- Task item -
Without omitting anything, retype the data that follows.

Material supplied Block Start

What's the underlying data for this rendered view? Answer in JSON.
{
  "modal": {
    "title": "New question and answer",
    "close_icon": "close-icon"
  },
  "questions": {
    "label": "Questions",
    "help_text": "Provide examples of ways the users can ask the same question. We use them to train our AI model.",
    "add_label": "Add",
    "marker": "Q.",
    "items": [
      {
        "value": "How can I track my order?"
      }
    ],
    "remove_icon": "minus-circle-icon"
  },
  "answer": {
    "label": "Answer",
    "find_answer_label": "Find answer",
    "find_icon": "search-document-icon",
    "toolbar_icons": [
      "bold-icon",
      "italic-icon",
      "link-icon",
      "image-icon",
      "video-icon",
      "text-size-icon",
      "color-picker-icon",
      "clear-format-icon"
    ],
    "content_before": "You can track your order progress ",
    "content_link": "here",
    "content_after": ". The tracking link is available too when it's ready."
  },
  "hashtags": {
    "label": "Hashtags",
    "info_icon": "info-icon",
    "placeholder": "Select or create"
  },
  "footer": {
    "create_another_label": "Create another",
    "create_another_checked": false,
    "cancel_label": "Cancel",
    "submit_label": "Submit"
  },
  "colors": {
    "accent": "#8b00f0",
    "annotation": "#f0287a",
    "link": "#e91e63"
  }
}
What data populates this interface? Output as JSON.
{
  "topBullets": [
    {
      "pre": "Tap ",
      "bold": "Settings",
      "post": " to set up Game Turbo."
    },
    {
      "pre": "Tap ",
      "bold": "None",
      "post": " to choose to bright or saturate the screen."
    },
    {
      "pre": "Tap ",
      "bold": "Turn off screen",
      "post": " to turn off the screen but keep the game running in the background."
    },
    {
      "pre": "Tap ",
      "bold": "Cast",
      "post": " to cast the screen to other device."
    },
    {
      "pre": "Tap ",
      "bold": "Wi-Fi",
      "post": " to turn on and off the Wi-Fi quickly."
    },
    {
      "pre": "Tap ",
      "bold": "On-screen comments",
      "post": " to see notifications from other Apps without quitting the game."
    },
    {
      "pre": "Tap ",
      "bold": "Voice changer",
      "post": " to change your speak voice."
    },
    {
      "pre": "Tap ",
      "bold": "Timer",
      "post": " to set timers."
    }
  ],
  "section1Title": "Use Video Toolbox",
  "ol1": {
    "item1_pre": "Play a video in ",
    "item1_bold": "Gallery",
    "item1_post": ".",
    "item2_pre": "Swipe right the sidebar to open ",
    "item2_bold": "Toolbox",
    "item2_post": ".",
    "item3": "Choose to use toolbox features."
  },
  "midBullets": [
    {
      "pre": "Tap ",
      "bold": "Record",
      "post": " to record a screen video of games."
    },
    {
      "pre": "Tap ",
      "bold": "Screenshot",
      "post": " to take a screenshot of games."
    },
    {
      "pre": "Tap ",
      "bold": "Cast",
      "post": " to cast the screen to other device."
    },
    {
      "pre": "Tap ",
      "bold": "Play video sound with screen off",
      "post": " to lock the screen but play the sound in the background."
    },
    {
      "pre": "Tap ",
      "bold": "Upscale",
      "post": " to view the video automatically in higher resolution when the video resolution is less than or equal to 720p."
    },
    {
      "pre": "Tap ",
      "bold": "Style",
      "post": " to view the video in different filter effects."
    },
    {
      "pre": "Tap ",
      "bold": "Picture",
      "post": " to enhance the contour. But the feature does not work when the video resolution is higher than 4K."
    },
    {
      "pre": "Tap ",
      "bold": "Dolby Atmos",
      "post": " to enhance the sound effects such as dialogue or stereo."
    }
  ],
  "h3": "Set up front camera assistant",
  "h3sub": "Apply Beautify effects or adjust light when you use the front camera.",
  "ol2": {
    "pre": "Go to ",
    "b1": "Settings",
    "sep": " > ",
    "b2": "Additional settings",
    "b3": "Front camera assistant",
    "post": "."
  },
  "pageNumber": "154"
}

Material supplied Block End

- Solution to the problem -
What's the underlying data for this rendered view? Answer in JSON.
{
  "modal": {
    "title": "New question and answer",
    "close_icon": "close-icon"
  },
  "questions": {
    "label": "Questions",
    "help_text": "Provide examples of ways the users can ask the same question. We use them to train our AI model.",
    "add_label": "Add",
    "marker": "Q.",
    "items": [
      {
        "value": "How can I track my order?"
      }
    ],
    "remove_icon": "minus-circle-icon"
  },
  "answer": {
    "label": "Answer",
    "find_answer_label": "Find answer",
    "find_icon": "search-document-icon",
    "toolbar_icons": [
      "bold-icon",
      "italic-icon",
      "link-icon",
      "image-icon",
      "video-icon",
      "text-size-icon",
      "color-picker-icon",
      "clear-format-icon"
    ],
    "content_before": "You can track your order progress ",
    "content_link": "here",
    "content_after": ". The tracking link is available too when it's ready."
  },
  "hashtags": {
    "label": "Hashtags",
    "info_icon": "info-icon",
    "placeholder": "Select or create"
  },
  "footer": {
    "create_another_label": "Create another",
    "create_another_checked": false,
    "cancel_label": "Cancel",
    "submit_label": "Submit"
  },
  "colors": {
    "accent": "#8b00f0",
    "annotation": "#f0287a",
    "link": "#e91e63"
  }
}
What data populates this interface? Output as JSON.
{
  "topBullets": [
    {
      "pre": "Tap ",
      "bold": "Settings",
      "post": " to set up Game Turbo."
    },
    {
      "pre": "Tap ",
      "bold": "None",
      "post": " to choose to bright or saturate the screen."
    },
    {
      "pre": "Tap ",
      "bold": "Turn off screen",
      "post": " to turn off the screen but keep the game running in the background."
    },
    {
      "pre": "Tap ",
      "bold": "Cast",
      "post": " to cast the screen to other device."
    },
    {
      "pre": "Tap ",
      "bold": "Wi-Fi",
      "post": " to turn on and off the Wi-Fi quickly."
    },
    {
      "pre": "Tap ",
      "bold": "On-screen comments",
      "post": " to see notifications from other Apps without quitting the game."
    },
    {
      "pre": "Tap ",
      "bold": "Voice changer",
      "post": " to change your speak voice."
    },
    {
      "pre": "Tap ",
      "bold": "Timer",
      "post": " to set timers."
    }
  ],
  "section1Title": "Use Video Toolbox",
  "ol1": {
    "item1_pre": "Play a video in ",
    "item1_bold": "Gallery",
    "item1_post": ".",
    "item2_pre": "Swipe right the sidebar to open ",
    "item2_bold": "Toolbox",
    "item2_post": ".",
    "item3": "Choose to use toolbox features."
  },
  "midBullets": [
    {
      "pre": "Tap ",
      "bold": "Record",
      "post": " to record a screen video of games."
    },
    {
      "pre": "Tap ",
      "bold": "Screenshot",
      "post": " to take a screenshot of games."
    },
    {
      "pre": "Tap ",
      "bold": "Cast",
      "post": " to cast the screen to other device."
    },
    {
      "pre": "Tap ",
      "bold": "Play video sound with screen off",
      "post": " to lock the screen but play the sound in the background."
    },
    {
      "pre": "Tap ",
      "bold": "Upscale",
      "post": " to view the video automatically in higher resolution when the video resolution is less than or equal to 720p."
    },
    {
      "pre": "Tap ",
      "bold": "Style",
      "post": " to view the video in different filter effects."
    },
    {
      "pre": "Tap ",
      "bold": "Picture",
      "post": " to enhance the contour. But the feature does not work when the video resolution is higher than 4K."
    },
    {
      "pre": "Tap ",
      "bold": "Dolby Atmos",
      "post": " to enhance the sound effects such as dialogue or stereo."
    }
  ],
  "h3": "Set up front camera assistant",
  "h3sub": "Apply Beautify effects or adjust light when you use the front camera.",
  "ol2": {
    "pre": "Go to ",
    "b1": "Settings",
    "sep": " > ",
    "b2": "Additional settings",
    "b3": "Front camera assistant",
    "post": "."
  },
  "pageNumber": "154"
}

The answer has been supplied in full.